The Impact of a Higher Cost of Credit on Exporters: Evidence from a Change in Banking Regulation


How do exporting firms react to changes in the cost of credit? To answer this question, we exploit an exogenous variation in banking regulation which increases the cost of financing for exports in the European Union. Using a unique dataset which combines customs, firm-level, and credit registry data on Portuguese firms we find that in response to an increase in the cost of credit, exports fall by 10 percent through the intensive margin. In the extensive margin, we also show that there is a sharp drop in entry as well as an increase in firm exit. Within a firm, we document that firms reduce their dependence on bank credit by adjusting their product mix, as firms shift towards products with a low dependence on working capital and bank credit. We also provide direct evidence of the mechanism through which the change in banking regulation operates. We find that loan rates for exporting firms increase and that loan amounts fall by 7 percent. We then turn to aggregate trade data for all E.U. countries. We find that there is an overall decline in exports, but that this decline is driven by countries with undercapitalized banks or where bank equity is scarce. This finding suggests that the health of the banking system is an important determinant of how exports react to an increase in the cost of credit. Using a multi-sector Ricardian model, we show that welfare in E.U. countries declines due to a depreciation in terms of trade. Welfare in countries which import goods from the E.U. also declines.

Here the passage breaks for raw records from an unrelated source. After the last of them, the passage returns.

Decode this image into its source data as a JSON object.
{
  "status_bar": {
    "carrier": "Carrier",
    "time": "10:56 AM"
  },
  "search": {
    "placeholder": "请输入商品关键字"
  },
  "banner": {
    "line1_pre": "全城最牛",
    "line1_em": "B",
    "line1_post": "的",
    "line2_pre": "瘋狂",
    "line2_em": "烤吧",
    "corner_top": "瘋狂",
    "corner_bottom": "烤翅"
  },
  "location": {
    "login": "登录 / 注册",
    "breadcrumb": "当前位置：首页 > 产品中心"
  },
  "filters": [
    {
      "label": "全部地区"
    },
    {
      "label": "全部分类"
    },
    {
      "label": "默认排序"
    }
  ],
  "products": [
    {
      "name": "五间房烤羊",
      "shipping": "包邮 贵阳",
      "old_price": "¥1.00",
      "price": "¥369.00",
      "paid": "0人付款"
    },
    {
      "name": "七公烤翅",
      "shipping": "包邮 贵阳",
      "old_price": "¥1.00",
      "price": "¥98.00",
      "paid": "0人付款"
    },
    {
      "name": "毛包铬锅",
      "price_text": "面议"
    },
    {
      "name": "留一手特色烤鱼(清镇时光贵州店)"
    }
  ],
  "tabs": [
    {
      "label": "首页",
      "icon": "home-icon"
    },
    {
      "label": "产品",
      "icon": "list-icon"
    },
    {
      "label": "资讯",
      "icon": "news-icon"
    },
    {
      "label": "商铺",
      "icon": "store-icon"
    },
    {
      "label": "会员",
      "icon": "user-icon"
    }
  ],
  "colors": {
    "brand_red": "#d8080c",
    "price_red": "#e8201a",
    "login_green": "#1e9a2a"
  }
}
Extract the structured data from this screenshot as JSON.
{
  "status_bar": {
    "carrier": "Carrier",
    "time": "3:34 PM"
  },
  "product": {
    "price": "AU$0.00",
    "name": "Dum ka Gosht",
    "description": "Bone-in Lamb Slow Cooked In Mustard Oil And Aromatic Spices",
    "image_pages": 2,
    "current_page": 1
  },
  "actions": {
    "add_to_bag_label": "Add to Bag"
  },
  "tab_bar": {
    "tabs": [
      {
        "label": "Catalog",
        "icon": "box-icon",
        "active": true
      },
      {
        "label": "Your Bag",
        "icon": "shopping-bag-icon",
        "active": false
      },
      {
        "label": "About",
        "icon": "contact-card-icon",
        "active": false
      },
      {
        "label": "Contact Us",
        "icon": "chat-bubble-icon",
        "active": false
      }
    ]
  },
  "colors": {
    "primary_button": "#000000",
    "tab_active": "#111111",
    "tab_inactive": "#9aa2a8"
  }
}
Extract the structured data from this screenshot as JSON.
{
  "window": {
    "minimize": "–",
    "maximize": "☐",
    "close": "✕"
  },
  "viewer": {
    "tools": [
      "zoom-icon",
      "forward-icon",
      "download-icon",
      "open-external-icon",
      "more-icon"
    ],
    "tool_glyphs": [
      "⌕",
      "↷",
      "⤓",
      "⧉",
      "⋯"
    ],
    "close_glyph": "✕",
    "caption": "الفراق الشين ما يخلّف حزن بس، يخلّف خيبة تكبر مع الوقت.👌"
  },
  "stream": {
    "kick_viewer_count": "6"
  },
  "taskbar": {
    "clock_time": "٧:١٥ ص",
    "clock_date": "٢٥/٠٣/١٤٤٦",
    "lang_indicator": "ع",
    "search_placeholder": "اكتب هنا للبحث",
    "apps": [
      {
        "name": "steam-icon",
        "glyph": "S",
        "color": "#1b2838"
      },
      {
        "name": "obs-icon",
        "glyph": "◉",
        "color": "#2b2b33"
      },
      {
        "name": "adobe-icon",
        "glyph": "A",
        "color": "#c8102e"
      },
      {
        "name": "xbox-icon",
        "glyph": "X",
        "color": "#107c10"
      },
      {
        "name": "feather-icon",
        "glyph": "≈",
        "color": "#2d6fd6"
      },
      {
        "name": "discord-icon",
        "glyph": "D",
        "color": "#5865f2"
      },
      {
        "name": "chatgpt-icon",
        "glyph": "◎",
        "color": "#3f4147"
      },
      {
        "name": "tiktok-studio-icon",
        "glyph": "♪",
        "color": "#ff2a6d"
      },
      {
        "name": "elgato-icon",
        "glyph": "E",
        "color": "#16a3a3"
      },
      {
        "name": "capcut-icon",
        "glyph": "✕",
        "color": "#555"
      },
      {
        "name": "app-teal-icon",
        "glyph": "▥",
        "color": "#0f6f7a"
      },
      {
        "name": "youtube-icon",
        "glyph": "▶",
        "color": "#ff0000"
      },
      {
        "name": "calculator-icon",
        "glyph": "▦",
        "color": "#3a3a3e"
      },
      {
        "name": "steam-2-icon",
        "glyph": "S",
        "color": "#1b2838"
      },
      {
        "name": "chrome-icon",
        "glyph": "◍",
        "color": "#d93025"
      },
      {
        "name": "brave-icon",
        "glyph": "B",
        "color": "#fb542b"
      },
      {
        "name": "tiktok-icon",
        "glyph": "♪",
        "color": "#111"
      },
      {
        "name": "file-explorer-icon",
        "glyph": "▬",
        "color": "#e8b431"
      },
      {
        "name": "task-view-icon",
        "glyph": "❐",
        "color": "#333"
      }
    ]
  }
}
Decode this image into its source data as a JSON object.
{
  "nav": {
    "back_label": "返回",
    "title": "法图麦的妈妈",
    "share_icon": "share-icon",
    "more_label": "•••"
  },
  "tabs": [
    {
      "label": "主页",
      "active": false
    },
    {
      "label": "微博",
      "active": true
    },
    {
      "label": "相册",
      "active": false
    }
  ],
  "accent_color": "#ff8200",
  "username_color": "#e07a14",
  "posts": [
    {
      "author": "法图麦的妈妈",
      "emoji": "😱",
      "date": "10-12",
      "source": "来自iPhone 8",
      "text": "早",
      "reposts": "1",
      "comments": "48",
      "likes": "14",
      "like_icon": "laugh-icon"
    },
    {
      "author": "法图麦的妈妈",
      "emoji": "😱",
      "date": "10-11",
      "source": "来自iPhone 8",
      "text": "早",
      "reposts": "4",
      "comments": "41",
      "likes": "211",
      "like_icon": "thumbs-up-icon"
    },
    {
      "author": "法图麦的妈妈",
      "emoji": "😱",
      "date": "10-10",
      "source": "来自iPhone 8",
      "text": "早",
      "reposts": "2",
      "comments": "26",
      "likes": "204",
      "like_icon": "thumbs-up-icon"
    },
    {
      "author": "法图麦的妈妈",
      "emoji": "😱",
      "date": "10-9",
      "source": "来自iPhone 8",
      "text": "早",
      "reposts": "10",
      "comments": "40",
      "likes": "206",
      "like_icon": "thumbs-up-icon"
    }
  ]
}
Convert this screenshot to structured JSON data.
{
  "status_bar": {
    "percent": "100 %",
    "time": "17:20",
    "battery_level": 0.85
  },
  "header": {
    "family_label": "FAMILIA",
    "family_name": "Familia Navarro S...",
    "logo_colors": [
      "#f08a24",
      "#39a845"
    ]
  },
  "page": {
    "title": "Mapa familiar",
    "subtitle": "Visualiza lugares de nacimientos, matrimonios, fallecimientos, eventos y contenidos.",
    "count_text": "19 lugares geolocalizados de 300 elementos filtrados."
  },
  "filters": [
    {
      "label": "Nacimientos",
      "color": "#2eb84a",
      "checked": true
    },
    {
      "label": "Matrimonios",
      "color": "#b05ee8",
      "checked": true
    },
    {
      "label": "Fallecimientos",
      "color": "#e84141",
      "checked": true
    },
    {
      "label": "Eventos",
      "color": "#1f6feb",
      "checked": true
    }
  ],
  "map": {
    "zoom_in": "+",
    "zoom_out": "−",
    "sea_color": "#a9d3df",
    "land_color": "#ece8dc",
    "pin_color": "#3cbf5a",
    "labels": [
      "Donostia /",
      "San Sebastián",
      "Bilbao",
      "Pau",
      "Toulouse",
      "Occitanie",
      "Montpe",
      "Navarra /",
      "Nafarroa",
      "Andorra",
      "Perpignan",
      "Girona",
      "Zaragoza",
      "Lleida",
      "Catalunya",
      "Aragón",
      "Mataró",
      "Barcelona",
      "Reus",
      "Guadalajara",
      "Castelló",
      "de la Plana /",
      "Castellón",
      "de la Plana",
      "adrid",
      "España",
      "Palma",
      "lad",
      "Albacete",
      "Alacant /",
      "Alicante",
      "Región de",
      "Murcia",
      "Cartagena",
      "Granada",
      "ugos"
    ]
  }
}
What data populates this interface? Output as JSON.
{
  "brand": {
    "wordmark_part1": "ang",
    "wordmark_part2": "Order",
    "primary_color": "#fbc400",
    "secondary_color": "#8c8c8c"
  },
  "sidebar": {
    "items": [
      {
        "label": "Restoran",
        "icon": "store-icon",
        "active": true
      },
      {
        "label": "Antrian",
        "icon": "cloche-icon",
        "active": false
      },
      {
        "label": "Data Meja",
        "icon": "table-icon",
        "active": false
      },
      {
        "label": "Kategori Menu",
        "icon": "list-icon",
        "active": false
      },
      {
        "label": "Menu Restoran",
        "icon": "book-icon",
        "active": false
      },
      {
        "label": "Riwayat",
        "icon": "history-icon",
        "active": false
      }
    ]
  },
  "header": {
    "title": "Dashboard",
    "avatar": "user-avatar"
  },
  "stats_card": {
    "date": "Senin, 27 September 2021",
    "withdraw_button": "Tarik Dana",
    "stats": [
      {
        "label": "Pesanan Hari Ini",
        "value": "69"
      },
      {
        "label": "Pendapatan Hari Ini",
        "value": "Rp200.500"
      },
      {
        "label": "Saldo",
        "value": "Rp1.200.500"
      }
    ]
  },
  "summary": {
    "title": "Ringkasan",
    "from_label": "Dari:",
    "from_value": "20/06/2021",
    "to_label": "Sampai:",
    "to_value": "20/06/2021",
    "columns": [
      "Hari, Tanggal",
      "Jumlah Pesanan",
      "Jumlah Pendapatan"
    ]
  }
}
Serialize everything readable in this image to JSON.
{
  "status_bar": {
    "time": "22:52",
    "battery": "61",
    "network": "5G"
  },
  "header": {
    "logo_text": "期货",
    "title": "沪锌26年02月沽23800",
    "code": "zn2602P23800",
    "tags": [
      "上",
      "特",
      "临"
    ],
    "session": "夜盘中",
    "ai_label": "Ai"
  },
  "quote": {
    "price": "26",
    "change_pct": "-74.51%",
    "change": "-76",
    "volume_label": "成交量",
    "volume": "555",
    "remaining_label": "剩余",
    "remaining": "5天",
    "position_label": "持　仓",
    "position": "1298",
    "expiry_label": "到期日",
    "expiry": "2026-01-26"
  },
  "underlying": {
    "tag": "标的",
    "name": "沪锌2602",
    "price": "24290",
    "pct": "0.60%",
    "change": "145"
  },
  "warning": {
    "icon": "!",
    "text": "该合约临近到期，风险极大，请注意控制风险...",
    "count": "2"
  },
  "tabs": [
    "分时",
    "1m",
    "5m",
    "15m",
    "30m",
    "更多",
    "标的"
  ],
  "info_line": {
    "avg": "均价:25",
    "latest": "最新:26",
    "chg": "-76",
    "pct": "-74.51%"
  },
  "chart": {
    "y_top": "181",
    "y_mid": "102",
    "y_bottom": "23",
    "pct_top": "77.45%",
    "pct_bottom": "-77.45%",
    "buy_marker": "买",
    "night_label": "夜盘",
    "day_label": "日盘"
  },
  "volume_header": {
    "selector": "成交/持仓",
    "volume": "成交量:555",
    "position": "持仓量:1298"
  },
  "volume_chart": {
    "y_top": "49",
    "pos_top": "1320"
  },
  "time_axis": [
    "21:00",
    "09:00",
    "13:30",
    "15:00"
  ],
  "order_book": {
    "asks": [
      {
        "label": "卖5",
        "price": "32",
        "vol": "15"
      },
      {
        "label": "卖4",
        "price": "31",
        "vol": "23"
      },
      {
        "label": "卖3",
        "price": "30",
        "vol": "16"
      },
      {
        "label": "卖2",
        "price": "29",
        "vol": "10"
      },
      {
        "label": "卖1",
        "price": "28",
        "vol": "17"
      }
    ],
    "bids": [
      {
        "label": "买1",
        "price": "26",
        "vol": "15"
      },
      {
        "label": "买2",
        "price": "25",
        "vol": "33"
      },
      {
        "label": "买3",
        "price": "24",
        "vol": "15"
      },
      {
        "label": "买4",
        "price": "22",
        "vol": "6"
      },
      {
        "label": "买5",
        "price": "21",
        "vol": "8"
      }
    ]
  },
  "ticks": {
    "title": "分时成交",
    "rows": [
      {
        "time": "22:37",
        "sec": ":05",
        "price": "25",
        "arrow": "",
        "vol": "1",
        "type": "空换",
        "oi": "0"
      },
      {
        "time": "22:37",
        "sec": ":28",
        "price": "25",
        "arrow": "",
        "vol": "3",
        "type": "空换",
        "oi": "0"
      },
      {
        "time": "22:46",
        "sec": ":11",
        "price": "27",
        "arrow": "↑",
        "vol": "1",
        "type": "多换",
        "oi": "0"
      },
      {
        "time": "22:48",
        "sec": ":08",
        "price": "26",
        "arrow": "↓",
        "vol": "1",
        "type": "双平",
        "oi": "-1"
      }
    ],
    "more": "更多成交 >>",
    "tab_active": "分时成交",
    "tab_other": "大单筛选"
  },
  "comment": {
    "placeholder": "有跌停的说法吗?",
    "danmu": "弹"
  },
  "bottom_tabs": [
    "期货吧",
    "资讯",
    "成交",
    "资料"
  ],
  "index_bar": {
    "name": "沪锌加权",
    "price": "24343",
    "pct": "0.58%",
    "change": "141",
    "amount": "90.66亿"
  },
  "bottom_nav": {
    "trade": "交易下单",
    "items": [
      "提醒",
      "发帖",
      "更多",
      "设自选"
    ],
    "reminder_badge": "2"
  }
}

Joao Monteiro
Joao Monteiro
Assistant Professor

I am an Assistant Professor at the Einaudi Institute for Economics and Finance. I am interested in Corporate Finance, International Economics, and Macroeconomics.